→ **TASK DESCRIPTION**
Starting at the first line and ending at the last, reproduce the records below exactly.

━━ STUDY MATERIAL

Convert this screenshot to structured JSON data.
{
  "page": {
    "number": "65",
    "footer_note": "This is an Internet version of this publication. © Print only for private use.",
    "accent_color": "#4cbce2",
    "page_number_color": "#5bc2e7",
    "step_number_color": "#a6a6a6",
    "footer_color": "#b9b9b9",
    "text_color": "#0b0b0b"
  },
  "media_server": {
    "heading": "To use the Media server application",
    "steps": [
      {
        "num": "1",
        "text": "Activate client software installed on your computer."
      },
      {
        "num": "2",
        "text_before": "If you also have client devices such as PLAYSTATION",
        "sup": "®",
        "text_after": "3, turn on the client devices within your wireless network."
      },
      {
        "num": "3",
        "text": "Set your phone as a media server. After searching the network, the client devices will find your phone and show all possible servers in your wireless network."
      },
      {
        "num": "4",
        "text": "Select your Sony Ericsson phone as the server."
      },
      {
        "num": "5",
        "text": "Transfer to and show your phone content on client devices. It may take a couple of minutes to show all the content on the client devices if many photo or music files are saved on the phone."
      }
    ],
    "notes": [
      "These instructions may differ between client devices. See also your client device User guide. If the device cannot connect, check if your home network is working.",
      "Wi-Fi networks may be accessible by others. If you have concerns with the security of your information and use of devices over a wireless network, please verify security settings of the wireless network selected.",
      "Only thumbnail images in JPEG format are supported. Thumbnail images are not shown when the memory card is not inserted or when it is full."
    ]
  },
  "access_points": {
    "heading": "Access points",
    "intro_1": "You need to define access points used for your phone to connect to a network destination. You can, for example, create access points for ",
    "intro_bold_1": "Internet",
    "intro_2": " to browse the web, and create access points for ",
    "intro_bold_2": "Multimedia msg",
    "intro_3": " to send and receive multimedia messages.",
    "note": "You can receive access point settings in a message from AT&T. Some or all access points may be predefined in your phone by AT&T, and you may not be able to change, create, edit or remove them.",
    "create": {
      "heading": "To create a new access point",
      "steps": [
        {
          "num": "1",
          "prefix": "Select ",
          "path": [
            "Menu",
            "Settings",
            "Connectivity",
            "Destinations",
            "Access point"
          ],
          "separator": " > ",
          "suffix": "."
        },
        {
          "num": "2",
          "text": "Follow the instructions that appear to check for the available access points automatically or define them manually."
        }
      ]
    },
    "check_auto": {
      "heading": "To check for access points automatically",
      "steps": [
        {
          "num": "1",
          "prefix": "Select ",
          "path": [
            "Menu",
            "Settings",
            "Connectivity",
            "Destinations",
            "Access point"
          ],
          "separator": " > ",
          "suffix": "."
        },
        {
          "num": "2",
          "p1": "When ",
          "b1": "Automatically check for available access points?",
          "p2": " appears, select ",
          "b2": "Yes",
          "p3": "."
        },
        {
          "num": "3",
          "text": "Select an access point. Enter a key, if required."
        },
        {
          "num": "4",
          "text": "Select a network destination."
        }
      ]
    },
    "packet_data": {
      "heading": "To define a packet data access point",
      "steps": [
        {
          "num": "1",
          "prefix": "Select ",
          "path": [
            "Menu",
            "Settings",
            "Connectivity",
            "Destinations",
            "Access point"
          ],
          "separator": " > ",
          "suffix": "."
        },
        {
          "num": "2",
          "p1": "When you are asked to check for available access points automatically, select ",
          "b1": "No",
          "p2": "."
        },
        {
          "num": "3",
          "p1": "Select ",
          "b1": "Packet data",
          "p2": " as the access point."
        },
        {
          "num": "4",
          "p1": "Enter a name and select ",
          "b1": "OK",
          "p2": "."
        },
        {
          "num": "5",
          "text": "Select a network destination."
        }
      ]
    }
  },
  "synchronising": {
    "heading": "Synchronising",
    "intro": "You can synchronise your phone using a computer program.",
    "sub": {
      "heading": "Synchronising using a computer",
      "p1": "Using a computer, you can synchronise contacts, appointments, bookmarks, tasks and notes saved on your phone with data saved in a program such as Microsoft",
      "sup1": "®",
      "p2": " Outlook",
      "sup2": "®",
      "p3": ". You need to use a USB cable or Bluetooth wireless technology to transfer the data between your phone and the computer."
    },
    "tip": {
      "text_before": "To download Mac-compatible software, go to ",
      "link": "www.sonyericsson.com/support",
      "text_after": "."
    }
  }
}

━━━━

→ **ANSWER AREA**
Convert this screenshot to structured JSON data.
{
  "page": {
    "number": "65",
    "footer_note": "This is an Internet version of this publication. © Print only for private use.",
    "accent_color": "#4cbce2",
    "page_number_color": "#5bc2e7",
    "step_number_color": "#a6a6a6",
    "footer_color": "#b9b9b9",
    "text_color": "#0b0b0b"
  },
  "media_server": {
    "heading": "To use the Media server application",
    "steps": [
      {
        "num": "1",
        "text": "Activate client software installed on your computer."
      },
      {
        "num": "2",
        "text_before": "If you also have client devices such as PLAYSTATION",
        "sup": "®",
        "text_after": "3, turn on the client devices within your wireless network."
      },
      {
        "num": "3",
        "text": "Set your phone as a media server. After searching the network, the client devices will find your phone and show all possible servers in your wireless network."
      },
      {
        "num": "4",
        "text": "Select your Sony Ericsson phone as the server."
      },
      {
        "num": "5",
        "text": "Transfer to and show your phone content on client devices. It may take a couple of minutes to show all the content on the client devices if many photo or music files are saved on the phone."
      }
    ],
    "notes": [
      "These instructions may differ between client devices. See also your client device User guide. If the device cannot connect, check if your home network is working.",
      "Wi-Fi networks may be accessible by others. If you have concerns with the security of your information and use of devices over a wireless network, please verify security settings of the wireless network selected.",
      "Only thumbnail images in JPEG format are supported. Thumbnail images are not shown when the memory card is not inserted or when it is full."
    ]
  },
  "access_points": {
    "heading": "Access points",
    "intro_1": "You need to define access points used for your phone to connect to a network destination. You can, for example, create access points for ",
    "intro_bold_1": "Internet",
    "intro_2": " to browse the web, and create access points for ",
    "intro_bold_2": "Multimedia msg",
    "intro_3": " to send and receive multimedia messages.",
    "note": "You can receive access point settings in a message from AT&T. Some or all access points may be predefined in your phone by AT&T, and you may not be able to change, create, edit or remove them.",
    "create": {
      "heading": "To create a new access point",
      "steps": [
        {
          "num": "1",
          "prefix": "Select ",
          "path": [
            "Menu",
            "Settings",
            "Connectivity",
            "Destinations",
            "Access point"
          ],
          "separator": " > ",
          "suffix": "."
        },
        {
          "num": "2",
          "text": "Follow the instructions that appear to check for the available access points automatically or define them manually."
        }
      ]
    },
    "check_auto": {
      "heading": "To check for access points automatically",
      "steps": [
        {
          "num": "1",
          "prefix": "Select ",
          "path": [
            "Menu",
            "Settings",
            "Connectivity",
            "Destinations",
            "Access point"
          ],
          "separator": " > ",
          "suffix": "."
        },
        {
          "num": "2",
          "p1": "When ",
          "b1": "Automatically check for available access points?",
          "p2": " appears, select ",
          "b2": "Yes",
          "p3": "."
        },
        {
          "num": "3",
          "text": "Select an access point. Enter a key, if required."
        },
        {
          "num": "4",
          "text": "Select a network destination."
        }
      ]
    },
    "packet_data": {
      "heading": "To define a packet data access point",
      "steps": [
        {
          "num": "1",
          "prefix": "Select ",
          "path": [
            "Menu",
            "Settings",
            "Connectivity",
            "Destinations",
            "Access point"
          ],
          "separator": " > ",
          "suffix": "."
        },
        {
          "num": "2",
          "p1": "When you are asked to check for available access points automatically, select ",
          "b1": "No",
          "p2": "."
        },
        {
          "num": "3",
          "p1": "Select ",
          "b1": "Packet data",
          "p2": " as the access point."
        },
        {
          "num": "4",
          "p1": "Enter a name and select ",
          "b1": "OK",
          "p2": "."
        },
        {
          "num": "5",
          "text": "Select a network destination."
        }
      ]
    }
  },
  "synchronising": {
    "heading": "Synchronising",
    "intro": "You can synchronise your phone using a computer program.",
    "sub": {
      "heading": "Synchronising using a computer",
      "p1": "Using a computer, you can synchronise contacts, appointments, bookmarks, tasks and notes saved on your phone with data saved in a program such as Microsoft",
      "sup1": "®",
      "p2": " Outlook",
      "sup2": "®",
      "p3": ". You need to use a USB cable or Bluetooth wireless technology to transfer the data between your phone and the computer."
    },
    "tip": {
      "text_before": "To download Mac-compatible software, go to ",
      "link": "www.sonyericsson.com/support",
      "text_after": "."
    }
  }
}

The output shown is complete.